This research is funded by the National Institute for Health Research (NIHR) Collaboration for Leadership in Applied Health Research and Care Wessex at the University Hospital Southampton NHS Foundation Trust. The views expressed are those of the authors and not necessarily those of the NHS, the NIHR, or the Department of Health. This study is supported by the Faculty of Medicine and the Faculty of Health Sciences at the University of Southampton. KI, CM, AAS, and HCR receive support from the National Institute for Health Research (NIHR) Collaboration for Leadership in Applied Health Research and Care (CLAHRC) Wessex. HCR, HPP, and AAS receive support from the NIHR Southampton Biomedical research Centre.
Availability of data and material
See additional files.
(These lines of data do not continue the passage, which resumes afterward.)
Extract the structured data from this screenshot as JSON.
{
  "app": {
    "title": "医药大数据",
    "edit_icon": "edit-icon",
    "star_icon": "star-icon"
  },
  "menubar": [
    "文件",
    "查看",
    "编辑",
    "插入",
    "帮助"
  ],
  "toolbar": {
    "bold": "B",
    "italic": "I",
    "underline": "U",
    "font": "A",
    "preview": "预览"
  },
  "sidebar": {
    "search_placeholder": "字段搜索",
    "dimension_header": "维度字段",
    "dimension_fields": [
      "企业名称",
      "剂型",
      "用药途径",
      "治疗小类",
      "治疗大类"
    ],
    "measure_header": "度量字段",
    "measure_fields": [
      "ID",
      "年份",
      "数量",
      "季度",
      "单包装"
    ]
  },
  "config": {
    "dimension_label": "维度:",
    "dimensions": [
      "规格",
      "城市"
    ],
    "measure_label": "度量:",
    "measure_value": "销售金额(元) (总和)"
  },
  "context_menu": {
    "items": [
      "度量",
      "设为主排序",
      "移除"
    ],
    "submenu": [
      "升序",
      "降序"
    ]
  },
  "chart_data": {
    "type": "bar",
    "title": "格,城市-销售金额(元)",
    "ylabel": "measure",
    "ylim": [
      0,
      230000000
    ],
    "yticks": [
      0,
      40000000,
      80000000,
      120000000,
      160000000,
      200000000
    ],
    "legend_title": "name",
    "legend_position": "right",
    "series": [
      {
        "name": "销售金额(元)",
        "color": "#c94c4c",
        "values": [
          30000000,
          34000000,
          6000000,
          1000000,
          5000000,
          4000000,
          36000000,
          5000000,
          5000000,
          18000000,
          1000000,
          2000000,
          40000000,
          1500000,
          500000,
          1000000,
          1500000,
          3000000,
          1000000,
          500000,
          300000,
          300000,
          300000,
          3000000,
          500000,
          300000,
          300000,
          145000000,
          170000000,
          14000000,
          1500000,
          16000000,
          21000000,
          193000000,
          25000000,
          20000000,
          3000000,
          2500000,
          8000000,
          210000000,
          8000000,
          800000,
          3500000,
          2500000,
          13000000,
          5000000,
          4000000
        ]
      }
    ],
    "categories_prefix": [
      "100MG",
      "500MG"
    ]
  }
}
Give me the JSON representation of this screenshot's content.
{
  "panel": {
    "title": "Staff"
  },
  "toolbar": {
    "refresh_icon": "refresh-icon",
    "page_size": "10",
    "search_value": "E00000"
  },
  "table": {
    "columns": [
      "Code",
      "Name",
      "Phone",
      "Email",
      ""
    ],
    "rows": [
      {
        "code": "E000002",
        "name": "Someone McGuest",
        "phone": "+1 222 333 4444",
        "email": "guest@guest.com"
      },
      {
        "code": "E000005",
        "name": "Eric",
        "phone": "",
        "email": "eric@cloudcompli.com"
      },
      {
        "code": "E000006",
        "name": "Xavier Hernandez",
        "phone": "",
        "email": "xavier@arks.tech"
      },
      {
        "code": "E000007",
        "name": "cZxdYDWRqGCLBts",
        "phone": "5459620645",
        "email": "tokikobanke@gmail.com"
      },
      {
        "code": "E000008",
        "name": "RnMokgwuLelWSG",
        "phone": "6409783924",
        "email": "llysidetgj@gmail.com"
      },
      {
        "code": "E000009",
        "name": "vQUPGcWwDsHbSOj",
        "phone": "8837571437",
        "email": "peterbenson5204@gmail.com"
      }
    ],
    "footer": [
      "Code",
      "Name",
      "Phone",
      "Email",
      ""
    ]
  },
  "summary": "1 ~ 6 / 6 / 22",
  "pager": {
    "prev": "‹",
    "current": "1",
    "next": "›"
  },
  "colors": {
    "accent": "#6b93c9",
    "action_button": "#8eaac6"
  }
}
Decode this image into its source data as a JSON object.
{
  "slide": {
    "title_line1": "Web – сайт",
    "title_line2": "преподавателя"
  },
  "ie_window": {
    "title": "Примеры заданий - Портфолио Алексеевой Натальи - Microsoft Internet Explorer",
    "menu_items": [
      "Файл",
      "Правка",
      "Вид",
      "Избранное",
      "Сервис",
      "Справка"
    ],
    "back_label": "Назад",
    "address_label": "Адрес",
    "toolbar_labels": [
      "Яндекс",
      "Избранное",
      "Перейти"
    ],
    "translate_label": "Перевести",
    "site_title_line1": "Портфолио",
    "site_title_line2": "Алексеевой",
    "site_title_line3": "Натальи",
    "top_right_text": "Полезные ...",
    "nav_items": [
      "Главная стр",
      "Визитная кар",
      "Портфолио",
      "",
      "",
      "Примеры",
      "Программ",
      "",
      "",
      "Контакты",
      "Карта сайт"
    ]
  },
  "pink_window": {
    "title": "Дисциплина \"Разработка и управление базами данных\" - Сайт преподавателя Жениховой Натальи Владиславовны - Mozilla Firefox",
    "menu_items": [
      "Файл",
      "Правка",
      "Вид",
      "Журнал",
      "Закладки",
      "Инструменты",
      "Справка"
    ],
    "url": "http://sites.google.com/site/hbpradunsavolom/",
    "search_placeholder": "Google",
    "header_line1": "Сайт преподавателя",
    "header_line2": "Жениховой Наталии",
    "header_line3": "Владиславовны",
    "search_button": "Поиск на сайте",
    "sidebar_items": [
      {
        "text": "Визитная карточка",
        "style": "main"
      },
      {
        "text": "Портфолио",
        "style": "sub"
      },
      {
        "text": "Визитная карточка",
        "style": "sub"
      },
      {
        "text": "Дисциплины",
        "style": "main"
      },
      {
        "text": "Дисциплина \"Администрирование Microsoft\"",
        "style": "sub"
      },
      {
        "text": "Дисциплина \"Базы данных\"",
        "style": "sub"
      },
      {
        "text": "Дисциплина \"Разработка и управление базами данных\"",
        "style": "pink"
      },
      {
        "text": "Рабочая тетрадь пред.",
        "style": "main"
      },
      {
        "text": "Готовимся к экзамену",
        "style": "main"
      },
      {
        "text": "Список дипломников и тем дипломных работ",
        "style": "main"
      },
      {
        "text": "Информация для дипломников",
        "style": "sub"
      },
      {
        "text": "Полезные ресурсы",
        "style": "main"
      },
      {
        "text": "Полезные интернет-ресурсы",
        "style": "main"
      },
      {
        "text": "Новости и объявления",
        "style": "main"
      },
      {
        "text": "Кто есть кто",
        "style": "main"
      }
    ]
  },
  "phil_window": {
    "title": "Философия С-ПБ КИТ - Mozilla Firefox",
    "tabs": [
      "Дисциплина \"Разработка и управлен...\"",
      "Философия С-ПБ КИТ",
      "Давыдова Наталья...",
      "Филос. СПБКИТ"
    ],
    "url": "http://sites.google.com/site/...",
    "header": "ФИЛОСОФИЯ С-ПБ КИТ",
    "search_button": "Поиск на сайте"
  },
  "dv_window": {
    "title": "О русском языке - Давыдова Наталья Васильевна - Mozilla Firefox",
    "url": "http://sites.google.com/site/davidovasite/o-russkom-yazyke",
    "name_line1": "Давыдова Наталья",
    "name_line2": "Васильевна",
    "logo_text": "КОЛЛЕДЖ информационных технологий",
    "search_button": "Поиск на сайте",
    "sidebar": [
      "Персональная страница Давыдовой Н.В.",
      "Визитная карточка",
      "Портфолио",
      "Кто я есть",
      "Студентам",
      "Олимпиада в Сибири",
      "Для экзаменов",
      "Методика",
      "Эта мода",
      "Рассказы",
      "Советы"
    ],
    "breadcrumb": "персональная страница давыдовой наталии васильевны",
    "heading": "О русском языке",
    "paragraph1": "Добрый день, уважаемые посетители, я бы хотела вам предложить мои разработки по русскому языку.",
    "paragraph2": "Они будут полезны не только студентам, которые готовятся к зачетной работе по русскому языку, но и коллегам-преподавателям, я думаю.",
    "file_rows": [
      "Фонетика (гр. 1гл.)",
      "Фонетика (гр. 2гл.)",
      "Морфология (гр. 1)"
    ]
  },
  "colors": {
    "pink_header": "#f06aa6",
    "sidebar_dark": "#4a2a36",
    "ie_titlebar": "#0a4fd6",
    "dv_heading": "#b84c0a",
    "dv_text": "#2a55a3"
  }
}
All authors were involved in the conception and design of the protocol. KI and HR drafted the initial manuscript, and all authors were involved in the critical revision of the paper for intellectual content and its final approval before submission.
The authors declare that they have no competing interests.
Consent for publication
Ethics approval and consent to participate
Full ethical approval was obtained from NRES Committee South West – Frenchay (REC REFERENCE 15/SW/2012).
Standard protocol for measuring grip strength 
Sit the participant comfortably in the chair with their forearms on the arms of the chair and their wrist just over the end of the arm of the chair—wrist in a neutral position, thumb facing upwards. Feet flat on the floor.
Demonstrate how to use the dynamometer to show that gripping very tightly registers the best score.
Starting with the right hand position, the thumb around one side of the handle in position 2 and the four fingers are around the other side. The instrument should feel comfortable in the hand: alter the position of the handle if necessary.
Rest the base of the dynamometer on the palm of the observer’s hand as the participant holds the dynamometer. The aim of this is to support the weight of the dynamometer, but be careful not to restrict the “movement” of the machine.
Encourage the participant to squeeze as long and as tightly as possible or until the needle stops rising. Use a standard encouragement “and squeeze as tightly as you can”. Once the needle stops raising, you can instruct the participant to stop squeezing as they have achieved their peak.
The observer should read from the outside dial which gives grip strength in kilogrammes. Record the result to the nearest 1 kg on the data entry form.
Repeat measurement in the left hand.
Do one further measurements at least 1 min apart in each hand alternating sides to give two readings in total for each side.
For analysis, use the maximum grip score from each hand.
Clean the dynamometer with an alcohol wipe between patients and place the dynamometer back in its case.
SPIRIT 2013 Checklist: Recommended items to address in a clinical trial protocol and related documents*. (DOC 121 kb)
The study flow chart to illustrate the three study phases. (DOCX 25 kb)
Semi-structure interview/focus group schedules for phase 1: define baseline practice. (DOCX 16 kb)
Care plan for grip strength measurement. (PDF 350 kb)
Semi-structured interview/focus group schedule for phase 3: monitoring and evaluation of routine implementation of grip strength measurement. (DOCX 18 kb)